[DATASET RECORDS]
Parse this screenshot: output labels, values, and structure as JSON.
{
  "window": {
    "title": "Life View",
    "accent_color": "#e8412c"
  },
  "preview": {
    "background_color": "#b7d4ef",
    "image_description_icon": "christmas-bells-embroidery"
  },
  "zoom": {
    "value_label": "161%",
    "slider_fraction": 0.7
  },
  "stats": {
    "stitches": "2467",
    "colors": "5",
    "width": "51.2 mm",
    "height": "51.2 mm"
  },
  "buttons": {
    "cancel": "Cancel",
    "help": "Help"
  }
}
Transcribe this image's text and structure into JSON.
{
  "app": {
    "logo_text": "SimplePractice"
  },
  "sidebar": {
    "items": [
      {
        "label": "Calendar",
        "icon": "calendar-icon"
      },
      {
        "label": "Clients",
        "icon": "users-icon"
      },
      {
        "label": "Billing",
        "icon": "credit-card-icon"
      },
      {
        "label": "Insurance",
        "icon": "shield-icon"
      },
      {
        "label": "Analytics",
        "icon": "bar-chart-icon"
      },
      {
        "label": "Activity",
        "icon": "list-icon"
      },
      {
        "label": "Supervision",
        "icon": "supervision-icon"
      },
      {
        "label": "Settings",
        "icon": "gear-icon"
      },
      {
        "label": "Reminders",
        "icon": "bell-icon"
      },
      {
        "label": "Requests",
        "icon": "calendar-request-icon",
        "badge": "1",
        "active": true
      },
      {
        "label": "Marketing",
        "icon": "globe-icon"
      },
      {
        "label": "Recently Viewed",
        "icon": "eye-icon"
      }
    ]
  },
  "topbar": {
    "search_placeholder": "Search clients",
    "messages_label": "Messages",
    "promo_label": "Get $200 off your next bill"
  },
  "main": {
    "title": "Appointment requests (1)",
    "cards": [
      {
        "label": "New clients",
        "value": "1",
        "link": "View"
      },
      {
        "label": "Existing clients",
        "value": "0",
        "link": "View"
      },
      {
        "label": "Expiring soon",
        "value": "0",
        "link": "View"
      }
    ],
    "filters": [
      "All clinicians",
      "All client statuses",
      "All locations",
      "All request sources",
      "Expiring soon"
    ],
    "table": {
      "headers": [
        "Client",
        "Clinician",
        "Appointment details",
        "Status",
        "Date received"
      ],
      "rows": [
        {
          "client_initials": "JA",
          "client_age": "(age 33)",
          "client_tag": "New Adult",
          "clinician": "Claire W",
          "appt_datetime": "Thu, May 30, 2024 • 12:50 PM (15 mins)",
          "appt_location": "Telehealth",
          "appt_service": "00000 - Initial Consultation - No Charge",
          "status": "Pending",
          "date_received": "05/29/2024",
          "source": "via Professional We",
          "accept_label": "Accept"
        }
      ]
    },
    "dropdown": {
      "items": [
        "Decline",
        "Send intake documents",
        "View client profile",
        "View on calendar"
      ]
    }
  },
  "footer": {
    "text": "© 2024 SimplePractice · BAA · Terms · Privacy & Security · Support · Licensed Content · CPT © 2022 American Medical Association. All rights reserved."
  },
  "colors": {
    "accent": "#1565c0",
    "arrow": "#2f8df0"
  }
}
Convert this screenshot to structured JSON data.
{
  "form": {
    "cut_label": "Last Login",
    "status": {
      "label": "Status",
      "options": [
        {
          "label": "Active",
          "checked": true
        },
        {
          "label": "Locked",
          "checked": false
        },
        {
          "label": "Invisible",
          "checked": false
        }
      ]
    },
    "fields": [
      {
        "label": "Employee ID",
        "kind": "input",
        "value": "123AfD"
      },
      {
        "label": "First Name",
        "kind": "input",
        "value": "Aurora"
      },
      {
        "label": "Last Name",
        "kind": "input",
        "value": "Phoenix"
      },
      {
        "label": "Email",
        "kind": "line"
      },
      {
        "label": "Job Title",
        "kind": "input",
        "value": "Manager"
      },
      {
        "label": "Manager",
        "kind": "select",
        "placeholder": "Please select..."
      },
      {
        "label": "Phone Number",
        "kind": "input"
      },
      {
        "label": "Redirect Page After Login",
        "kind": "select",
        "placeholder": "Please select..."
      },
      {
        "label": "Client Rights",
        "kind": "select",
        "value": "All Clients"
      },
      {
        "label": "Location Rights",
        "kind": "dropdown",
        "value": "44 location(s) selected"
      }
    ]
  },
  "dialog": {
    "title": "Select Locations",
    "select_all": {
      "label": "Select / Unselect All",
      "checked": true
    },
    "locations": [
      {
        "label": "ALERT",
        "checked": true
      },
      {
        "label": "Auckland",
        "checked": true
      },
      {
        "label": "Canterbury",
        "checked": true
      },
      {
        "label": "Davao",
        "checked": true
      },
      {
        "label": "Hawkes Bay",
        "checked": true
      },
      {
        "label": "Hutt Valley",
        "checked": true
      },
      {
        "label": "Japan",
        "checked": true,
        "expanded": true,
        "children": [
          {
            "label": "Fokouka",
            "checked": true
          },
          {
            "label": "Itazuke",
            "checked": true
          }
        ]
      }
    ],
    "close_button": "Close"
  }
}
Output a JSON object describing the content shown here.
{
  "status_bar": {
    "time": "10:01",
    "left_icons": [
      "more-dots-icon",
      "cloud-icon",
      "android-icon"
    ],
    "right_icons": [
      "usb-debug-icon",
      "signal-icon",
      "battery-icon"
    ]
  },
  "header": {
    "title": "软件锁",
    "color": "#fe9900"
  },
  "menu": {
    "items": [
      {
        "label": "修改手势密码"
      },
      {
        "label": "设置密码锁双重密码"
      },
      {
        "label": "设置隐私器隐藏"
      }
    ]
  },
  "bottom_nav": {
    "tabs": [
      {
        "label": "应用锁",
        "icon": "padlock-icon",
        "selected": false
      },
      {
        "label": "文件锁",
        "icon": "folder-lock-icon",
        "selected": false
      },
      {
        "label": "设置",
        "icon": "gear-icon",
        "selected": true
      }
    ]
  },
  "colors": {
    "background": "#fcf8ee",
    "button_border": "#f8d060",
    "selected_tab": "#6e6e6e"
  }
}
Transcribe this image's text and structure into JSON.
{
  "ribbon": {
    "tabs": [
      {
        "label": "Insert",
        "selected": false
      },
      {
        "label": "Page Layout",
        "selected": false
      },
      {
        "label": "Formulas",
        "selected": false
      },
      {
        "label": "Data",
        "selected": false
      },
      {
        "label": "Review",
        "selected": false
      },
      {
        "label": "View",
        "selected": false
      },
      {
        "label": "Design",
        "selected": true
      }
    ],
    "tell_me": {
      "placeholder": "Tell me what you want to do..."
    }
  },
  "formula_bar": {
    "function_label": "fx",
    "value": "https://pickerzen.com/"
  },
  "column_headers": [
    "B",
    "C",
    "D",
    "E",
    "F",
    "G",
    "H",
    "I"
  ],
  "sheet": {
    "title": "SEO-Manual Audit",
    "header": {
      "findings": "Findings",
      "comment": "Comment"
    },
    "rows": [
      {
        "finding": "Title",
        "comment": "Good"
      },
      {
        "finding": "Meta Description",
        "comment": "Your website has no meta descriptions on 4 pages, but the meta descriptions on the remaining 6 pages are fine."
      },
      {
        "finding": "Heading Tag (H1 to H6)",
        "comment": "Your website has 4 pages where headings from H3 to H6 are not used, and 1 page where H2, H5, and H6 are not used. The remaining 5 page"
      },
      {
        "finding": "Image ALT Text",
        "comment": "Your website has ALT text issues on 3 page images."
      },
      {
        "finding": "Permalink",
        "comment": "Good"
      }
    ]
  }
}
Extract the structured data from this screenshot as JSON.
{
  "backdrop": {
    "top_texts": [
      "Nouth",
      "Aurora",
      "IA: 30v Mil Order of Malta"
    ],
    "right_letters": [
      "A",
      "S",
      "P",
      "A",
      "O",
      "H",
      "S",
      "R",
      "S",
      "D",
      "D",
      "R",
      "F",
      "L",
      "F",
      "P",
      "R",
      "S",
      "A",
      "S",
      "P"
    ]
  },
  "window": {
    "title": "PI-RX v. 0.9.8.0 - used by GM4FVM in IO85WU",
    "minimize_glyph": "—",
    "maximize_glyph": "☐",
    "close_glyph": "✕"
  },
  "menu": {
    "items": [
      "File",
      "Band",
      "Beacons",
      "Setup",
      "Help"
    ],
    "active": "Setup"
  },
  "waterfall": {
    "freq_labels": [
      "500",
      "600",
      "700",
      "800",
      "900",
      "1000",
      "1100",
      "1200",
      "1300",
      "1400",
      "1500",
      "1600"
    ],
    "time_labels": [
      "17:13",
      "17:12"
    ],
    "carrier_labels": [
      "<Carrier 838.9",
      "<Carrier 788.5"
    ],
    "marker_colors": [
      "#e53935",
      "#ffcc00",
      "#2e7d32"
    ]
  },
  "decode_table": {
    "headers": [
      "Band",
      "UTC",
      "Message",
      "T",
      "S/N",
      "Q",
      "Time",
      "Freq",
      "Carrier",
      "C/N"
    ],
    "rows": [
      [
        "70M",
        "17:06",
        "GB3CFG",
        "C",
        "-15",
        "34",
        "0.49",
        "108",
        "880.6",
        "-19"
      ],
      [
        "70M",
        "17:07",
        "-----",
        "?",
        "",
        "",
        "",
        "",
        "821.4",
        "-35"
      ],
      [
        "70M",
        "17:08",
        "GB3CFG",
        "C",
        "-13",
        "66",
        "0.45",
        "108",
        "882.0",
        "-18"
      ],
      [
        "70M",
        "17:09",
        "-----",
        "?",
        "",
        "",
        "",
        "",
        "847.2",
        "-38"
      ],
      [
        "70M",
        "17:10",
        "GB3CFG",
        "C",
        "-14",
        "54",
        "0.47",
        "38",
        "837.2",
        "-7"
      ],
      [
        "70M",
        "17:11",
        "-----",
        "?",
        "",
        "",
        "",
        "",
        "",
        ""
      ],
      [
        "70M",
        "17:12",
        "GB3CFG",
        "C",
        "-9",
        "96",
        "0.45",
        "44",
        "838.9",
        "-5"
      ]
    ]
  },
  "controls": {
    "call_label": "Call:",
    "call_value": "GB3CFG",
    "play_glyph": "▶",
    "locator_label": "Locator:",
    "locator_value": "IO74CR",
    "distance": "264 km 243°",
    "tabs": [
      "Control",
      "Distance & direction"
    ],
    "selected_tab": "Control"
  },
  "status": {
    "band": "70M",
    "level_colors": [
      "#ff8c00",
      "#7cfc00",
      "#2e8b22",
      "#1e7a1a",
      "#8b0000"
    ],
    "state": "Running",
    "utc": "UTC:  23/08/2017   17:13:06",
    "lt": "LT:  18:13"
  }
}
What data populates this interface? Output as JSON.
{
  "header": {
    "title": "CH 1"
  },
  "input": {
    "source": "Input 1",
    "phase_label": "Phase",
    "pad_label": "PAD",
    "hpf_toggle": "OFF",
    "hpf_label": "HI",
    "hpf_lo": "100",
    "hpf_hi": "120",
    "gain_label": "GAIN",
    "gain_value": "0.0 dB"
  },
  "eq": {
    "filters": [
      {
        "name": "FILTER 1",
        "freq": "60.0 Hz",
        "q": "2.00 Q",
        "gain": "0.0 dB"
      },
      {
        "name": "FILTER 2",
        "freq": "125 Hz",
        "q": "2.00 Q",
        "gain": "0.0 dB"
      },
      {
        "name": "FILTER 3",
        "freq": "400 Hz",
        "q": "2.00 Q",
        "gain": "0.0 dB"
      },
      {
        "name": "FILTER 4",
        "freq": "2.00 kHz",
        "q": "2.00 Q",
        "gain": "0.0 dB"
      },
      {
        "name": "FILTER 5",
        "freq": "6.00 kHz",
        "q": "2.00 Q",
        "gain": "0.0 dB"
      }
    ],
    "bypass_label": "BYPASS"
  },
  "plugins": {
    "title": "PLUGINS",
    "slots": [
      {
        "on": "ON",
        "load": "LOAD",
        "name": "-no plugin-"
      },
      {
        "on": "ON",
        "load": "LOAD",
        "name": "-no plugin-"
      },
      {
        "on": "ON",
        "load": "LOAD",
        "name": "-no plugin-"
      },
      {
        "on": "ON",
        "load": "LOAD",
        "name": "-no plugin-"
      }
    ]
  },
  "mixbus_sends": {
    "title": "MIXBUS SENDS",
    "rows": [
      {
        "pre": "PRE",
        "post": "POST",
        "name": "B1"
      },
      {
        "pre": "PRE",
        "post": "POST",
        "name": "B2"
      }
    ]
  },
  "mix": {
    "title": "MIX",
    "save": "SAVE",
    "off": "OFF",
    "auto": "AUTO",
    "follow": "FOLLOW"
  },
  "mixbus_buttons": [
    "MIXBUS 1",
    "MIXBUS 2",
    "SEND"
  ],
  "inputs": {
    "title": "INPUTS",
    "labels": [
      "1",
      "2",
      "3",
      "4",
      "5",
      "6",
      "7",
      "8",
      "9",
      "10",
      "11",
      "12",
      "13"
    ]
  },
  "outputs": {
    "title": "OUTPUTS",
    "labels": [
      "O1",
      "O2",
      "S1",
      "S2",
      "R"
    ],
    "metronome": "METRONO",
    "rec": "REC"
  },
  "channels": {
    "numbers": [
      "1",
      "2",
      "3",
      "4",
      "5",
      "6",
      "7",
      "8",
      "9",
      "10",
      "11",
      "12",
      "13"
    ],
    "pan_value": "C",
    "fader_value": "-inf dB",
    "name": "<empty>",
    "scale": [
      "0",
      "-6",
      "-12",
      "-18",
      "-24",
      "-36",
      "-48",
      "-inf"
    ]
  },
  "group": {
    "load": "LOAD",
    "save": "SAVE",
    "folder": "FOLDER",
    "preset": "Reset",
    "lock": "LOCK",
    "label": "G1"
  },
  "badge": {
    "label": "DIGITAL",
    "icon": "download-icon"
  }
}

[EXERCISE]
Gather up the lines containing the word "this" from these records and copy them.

[OUTPUT]
Parse this screenshot: output labels, values, and structure as JSON.
Transcribe this image's text and structure into JSON.
Convert this screenshot to structured JSON data.
Transcribe this image's text and structure into JSON.
Extract the structured data from this screenshot as JSON.
What data populates this interface? Output as JSON.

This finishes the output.